A recent editorial in The Boston Globe spoke about the successful conclusion of the permitting for Fenway Center, the $450 million mixed-use project over the Mass. Turnpike. The gist of the piece was that developing air rights is no easy matter. Besides the very high cost of developing over an eight lane highway, there are the inevitable lawsuits that can stretch an approval process out by 2-3 years. The Fenway Center case was finally resolved in appeals court.
Columbus Center, another very worthwhile project involving air rights, was not so lucky. While the financial crisis played a role in its demise, one of the real reasons that it did not move forward was due to the lengthy delays caused by well over 100 public meetings. No one can deny the appropriateness of having community involvement, but there must be some limit on that process. Are the city and neighborhood really better off with the scar of an urban highway canyon dividing the Back Bay and the South End than it would have been with a mixed-use project including affordable housing?
The Globe said that “These projects shouldn’t be the last along the Pike.” However, predictability and transparency are necessary before any developer will be willing to risk capital on a speculative urban development involving air rights. A few suggestions:
- Establish some clear guidelines for developers interested in responding to RFPs for future air rights parcels;
- Set a limit on the number of public hearings with the appropriate neighborhood groups within a limited time period;
- Allow the developer to opt in to the Permitting Session of the Land Court for any appeals;
- Require appellants to post a bond if they choose to appeal the decision of the court;

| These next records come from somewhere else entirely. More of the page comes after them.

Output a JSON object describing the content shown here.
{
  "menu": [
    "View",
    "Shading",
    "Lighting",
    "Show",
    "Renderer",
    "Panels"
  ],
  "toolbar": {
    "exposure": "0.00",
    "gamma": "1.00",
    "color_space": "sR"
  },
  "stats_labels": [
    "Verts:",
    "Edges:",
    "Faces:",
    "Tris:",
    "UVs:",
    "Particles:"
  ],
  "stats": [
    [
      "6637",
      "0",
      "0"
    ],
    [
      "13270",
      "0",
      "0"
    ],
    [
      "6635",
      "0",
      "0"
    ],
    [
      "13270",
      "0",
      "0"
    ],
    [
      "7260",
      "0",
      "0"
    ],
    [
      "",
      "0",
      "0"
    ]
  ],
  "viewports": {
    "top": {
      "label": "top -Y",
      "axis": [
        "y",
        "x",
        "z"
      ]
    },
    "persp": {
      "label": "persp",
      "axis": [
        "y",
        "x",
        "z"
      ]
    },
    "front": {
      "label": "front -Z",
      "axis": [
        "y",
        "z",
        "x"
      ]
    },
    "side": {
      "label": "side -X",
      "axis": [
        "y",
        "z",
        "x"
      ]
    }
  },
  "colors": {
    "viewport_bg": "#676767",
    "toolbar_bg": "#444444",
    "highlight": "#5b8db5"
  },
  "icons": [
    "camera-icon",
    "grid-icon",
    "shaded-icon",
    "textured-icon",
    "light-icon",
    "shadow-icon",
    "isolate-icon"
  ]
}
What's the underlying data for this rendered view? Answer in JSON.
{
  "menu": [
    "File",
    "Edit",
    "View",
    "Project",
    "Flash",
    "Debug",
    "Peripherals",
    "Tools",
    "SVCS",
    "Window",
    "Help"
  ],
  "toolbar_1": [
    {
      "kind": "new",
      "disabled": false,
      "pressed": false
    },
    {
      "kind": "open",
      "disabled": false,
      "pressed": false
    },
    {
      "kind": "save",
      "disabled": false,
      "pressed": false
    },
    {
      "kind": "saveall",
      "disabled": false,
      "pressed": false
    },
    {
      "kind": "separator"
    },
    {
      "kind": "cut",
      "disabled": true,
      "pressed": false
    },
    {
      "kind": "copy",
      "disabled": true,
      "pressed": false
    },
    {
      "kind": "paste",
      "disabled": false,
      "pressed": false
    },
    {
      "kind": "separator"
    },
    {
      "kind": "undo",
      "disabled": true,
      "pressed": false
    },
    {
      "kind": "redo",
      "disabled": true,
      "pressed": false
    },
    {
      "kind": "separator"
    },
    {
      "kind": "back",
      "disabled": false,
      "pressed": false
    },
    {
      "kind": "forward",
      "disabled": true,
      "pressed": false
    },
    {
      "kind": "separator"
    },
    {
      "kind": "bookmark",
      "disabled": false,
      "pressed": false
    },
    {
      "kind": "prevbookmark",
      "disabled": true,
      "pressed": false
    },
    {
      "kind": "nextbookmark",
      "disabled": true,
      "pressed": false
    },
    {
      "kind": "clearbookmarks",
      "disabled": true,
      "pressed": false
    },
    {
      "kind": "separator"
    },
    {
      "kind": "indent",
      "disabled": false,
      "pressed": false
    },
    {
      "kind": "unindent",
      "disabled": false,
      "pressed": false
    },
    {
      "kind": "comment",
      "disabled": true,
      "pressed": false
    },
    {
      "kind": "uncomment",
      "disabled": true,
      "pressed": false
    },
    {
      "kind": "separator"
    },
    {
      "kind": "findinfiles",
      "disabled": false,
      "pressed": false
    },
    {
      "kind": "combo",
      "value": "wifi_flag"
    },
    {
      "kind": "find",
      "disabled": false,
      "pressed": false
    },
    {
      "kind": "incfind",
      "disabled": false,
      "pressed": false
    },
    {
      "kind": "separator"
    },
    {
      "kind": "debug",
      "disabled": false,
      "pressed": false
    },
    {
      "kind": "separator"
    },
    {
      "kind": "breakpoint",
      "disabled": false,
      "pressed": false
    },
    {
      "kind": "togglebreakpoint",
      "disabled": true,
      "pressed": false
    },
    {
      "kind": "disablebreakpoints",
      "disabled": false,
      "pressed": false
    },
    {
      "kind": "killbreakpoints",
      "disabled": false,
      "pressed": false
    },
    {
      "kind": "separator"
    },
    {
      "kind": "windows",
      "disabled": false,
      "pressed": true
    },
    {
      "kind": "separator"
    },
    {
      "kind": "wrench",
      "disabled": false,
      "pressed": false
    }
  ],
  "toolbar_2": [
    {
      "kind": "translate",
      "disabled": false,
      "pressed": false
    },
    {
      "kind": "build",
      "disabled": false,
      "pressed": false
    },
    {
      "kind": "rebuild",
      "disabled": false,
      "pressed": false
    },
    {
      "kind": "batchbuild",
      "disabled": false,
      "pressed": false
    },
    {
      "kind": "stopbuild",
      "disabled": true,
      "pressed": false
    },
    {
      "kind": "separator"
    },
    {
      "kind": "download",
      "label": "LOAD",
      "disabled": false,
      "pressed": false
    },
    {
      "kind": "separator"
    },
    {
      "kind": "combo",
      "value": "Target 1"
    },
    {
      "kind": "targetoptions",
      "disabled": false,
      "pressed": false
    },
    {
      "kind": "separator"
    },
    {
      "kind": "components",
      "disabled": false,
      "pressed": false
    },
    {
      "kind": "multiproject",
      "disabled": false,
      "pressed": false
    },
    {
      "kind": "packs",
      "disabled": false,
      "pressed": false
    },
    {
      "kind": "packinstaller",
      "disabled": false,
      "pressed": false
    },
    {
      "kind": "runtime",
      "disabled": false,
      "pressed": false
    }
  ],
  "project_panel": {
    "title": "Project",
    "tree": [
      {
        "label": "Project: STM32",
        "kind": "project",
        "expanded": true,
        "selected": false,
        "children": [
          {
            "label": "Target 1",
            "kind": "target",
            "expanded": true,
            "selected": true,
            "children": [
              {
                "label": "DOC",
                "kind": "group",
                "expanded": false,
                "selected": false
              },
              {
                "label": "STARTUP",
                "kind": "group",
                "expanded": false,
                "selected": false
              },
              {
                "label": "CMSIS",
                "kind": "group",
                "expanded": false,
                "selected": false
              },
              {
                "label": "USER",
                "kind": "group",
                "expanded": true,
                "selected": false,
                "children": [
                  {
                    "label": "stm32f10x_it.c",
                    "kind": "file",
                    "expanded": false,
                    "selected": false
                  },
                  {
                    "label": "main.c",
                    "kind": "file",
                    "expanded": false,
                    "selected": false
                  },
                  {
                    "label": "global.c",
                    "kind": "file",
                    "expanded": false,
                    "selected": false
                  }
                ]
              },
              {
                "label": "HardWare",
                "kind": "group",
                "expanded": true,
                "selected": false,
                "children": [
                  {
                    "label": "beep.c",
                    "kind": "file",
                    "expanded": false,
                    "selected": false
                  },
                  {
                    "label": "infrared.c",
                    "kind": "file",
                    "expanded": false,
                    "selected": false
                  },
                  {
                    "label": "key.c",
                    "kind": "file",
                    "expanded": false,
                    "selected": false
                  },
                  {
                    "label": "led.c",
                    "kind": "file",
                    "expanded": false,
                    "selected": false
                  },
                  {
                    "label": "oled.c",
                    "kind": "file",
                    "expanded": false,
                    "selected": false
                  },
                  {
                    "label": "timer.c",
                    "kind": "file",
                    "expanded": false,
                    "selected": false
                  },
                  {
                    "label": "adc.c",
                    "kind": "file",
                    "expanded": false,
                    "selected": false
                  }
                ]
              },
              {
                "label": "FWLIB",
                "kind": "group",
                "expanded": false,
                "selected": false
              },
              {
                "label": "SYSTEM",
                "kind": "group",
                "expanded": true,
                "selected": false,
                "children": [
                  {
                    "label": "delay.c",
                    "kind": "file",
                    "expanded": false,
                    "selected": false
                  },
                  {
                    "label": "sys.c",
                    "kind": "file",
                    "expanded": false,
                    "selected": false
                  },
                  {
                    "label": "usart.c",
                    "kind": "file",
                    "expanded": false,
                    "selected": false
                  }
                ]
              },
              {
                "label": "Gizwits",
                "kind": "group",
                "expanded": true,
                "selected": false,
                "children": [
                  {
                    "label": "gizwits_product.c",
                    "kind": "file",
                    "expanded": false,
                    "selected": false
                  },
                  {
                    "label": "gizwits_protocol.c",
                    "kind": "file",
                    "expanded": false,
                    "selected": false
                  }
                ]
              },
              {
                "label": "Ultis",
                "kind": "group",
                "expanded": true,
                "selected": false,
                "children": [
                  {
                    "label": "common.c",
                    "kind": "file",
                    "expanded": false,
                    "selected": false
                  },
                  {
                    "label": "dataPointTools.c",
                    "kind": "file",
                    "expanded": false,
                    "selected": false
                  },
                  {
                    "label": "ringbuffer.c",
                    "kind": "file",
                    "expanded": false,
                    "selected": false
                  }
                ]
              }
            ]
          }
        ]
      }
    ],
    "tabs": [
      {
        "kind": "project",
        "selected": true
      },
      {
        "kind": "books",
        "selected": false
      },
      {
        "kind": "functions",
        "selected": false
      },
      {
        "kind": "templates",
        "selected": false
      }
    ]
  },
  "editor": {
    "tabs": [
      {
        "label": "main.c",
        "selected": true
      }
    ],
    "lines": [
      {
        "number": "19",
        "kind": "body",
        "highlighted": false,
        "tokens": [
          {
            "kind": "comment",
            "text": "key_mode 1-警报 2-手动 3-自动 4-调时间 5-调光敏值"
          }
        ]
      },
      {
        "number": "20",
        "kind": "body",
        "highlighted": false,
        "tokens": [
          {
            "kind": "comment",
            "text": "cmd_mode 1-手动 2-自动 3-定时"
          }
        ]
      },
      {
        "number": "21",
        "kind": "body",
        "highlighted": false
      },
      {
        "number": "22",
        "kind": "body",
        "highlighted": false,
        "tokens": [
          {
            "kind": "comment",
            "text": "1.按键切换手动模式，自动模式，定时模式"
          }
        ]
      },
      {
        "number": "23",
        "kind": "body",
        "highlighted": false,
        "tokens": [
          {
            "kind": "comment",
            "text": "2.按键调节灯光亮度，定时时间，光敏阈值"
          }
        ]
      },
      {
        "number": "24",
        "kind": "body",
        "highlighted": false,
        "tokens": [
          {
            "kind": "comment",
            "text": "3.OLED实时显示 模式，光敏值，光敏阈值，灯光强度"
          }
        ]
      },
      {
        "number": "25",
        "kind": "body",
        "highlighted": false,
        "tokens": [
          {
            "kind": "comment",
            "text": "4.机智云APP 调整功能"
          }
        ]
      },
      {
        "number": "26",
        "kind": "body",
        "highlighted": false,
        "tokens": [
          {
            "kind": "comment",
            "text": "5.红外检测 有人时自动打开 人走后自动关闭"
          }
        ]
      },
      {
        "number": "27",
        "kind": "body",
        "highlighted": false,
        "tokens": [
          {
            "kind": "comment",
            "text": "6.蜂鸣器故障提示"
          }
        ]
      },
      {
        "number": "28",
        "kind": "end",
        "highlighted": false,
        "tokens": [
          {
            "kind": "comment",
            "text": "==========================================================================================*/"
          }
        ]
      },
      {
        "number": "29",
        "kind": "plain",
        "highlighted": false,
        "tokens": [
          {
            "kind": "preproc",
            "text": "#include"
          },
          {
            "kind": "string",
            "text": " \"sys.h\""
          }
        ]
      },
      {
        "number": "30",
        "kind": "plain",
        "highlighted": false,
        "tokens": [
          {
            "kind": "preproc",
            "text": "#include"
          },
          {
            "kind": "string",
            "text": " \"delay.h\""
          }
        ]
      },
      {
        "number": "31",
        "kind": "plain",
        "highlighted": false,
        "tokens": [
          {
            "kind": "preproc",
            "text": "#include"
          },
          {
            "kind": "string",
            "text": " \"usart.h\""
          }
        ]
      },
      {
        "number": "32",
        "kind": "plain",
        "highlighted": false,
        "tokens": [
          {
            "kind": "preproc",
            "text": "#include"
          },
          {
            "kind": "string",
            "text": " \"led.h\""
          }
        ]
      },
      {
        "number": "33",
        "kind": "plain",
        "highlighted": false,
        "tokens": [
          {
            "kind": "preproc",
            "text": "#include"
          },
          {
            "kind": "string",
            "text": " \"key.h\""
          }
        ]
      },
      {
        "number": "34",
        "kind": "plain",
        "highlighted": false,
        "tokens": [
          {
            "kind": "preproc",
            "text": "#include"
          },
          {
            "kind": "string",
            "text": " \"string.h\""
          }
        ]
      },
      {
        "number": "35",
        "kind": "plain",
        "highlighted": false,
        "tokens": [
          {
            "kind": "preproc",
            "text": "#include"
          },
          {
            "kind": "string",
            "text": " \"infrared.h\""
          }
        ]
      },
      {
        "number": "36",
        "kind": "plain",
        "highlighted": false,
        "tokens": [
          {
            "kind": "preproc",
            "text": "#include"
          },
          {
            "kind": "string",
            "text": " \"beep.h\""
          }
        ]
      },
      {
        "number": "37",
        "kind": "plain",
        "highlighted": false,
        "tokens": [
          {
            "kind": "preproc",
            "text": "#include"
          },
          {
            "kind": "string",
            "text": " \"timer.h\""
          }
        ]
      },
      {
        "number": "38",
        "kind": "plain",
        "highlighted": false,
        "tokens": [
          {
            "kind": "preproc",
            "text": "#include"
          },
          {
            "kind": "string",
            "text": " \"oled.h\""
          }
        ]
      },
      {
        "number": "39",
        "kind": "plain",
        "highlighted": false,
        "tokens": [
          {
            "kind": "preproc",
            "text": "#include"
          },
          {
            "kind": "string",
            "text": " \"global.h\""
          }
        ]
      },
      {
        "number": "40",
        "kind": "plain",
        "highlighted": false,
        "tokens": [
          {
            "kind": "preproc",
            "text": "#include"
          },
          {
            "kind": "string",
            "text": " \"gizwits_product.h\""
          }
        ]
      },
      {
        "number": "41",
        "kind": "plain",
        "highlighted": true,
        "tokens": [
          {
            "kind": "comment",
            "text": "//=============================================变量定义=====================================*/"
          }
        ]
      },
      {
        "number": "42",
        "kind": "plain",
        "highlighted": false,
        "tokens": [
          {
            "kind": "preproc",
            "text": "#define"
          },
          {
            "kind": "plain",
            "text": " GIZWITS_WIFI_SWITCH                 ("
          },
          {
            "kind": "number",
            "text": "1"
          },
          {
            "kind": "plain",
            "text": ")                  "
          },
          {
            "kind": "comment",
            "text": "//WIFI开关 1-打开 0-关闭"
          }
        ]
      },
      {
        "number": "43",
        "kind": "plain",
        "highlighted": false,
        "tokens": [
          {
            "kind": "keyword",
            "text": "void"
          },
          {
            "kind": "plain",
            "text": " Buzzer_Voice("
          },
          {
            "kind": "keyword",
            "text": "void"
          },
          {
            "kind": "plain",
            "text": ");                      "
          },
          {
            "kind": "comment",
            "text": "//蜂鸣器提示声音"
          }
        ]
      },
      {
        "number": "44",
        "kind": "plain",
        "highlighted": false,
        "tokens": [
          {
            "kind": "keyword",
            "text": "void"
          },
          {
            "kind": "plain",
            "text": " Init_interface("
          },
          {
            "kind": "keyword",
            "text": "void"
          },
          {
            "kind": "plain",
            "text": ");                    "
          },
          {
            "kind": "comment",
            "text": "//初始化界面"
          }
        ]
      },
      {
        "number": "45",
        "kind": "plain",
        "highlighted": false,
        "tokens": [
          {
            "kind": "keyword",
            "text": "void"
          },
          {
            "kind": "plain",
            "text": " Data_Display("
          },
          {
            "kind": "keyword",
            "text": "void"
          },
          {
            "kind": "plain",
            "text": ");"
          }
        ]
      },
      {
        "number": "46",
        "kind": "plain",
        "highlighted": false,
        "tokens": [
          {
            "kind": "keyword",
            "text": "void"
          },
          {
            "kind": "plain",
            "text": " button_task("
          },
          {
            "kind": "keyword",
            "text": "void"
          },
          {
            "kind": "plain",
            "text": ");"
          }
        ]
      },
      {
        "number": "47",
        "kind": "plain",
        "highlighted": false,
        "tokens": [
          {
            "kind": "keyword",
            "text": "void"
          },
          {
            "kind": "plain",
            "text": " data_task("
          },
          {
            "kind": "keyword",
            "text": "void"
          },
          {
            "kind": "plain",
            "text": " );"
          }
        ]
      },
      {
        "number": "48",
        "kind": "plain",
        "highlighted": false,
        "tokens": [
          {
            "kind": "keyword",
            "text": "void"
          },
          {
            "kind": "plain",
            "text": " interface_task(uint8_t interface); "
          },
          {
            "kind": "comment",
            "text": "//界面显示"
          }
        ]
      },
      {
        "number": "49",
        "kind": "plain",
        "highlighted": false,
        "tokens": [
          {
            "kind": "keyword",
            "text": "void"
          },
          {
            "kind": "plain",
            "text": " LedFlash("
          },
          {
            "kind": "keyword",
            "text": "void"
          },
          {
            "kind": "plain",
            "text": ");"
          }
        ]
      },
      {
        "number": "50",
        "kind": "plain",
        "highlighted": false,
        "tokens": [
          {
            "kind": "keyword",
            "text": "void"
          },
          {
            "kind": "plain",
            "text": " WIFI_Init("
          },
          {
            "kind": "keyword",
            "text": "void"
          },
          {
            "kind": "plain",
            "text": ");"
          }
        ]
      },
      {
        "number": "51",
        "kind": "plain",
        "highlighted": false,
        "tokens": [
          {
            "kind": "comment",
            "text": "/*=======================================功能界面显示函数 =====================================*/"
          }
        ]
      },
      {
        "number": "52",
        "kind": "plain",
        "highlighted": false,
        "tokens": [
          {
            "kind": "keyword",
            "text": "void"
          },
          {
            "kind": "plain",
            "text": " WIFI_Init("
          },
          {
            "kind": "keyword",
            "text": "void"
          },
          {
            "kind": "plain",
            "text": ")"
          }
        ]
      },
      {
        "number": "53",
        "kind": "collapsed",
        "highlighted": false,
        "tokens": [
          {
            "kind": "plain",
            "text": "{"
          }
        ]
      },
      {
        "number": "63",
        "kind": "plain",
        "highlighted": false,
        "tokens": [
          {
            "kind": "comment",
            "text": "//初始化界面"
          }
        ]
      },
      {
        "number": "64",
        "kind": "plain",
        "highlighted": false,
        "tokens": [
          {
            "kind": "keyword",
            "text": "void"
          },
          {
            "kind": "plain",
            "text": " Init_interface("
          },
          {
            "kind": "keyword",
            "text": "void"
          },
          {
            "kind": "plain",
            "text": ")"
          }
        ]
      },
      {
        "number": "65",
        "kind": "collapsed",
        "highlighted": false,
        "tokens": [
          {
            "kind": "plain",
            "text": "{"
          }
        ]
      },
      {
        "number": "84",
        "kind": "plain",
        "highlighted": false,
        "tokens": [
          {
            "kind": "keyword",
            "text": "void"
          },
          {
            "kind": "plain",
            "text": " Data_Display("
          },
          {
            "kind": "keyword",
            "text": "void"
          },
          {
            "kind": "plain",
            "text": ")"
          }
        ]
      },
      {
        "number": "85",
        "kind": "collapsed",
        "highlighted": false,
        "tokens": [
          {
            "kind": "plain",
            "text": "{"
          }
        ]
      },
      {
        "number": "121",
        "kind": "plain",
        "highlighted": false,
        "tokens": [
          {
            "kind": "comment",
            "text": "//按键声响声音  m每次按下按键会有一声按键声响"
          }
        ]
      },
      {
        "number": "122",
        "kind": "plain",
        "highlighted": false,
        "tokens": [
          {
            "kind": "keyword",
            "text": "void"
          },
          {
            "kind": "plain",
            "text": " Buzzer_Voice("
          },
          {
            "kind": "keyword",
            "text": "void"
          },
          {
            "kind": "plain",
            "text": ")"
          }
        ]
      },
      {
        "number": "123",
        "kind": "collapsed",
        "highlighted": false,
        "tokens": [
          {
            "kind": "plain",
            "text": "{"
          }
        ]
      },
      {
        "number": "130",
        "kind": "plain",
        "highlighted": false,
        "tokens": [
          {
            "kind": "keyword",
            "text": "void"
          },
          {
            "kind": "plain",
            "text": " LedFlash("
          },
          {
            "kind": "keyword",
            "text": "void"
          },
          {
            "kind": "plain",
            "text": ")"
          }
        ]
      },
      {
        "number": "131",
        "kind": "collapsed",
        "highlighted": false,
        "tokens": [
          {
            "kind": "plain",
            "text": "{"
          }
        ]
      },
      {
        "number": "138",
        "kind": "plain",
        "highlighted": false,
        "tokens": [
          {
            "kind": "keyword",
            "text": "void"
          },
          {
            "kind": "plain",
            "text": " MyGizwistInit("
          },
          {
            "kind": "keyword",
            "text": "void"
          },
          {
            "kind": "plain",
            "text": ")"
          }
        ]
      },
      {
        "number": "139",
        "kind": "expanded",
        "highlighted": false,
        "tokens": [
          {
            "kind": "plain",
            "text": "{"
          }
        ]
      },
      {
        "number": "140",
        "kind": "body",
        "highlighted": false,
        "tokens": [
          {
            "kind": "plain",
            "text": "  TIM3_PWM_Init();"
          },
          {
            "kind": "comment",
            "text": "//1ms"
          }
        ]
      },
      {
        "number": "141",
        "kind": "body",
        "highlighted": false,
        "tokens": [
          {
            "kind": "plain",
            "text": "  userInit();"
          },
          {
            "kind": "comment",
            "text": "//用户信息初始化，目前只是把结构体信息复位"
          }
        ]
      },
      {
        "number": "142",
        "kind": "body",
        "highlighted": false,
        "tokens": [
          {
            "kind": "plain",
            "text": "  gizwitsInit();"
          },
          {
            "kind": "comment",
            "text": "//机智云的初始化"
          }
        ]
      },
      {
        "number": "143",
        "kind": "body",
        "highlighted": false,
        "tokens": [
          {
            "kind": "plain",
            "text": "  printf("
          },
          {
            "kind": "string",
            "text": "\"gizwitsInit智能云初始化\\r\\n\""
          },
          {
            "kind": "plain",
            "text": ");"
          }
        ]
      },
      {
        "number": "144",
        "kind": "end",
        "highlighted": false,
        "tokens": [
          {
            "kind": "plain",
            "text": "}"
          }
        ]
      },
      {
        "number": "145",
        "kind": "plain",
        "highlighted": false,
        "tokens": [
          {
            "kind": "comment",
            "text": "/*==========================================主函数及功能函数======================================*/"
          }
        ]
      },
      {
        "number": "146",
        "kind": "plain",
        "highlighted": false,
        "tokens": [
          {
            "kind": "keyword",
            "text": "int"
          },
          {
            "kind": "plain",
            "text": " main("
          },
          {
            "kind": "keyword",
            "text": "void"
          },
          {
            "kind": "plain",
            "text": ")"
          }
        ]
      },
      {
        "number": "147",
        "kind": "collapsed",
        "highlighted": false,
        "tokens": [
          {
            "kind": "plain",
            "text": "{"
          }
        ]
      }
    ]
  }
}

- Allow developers to count some portion of the cost of the infrastructure associated with the air rights project as part of their community betterment payments.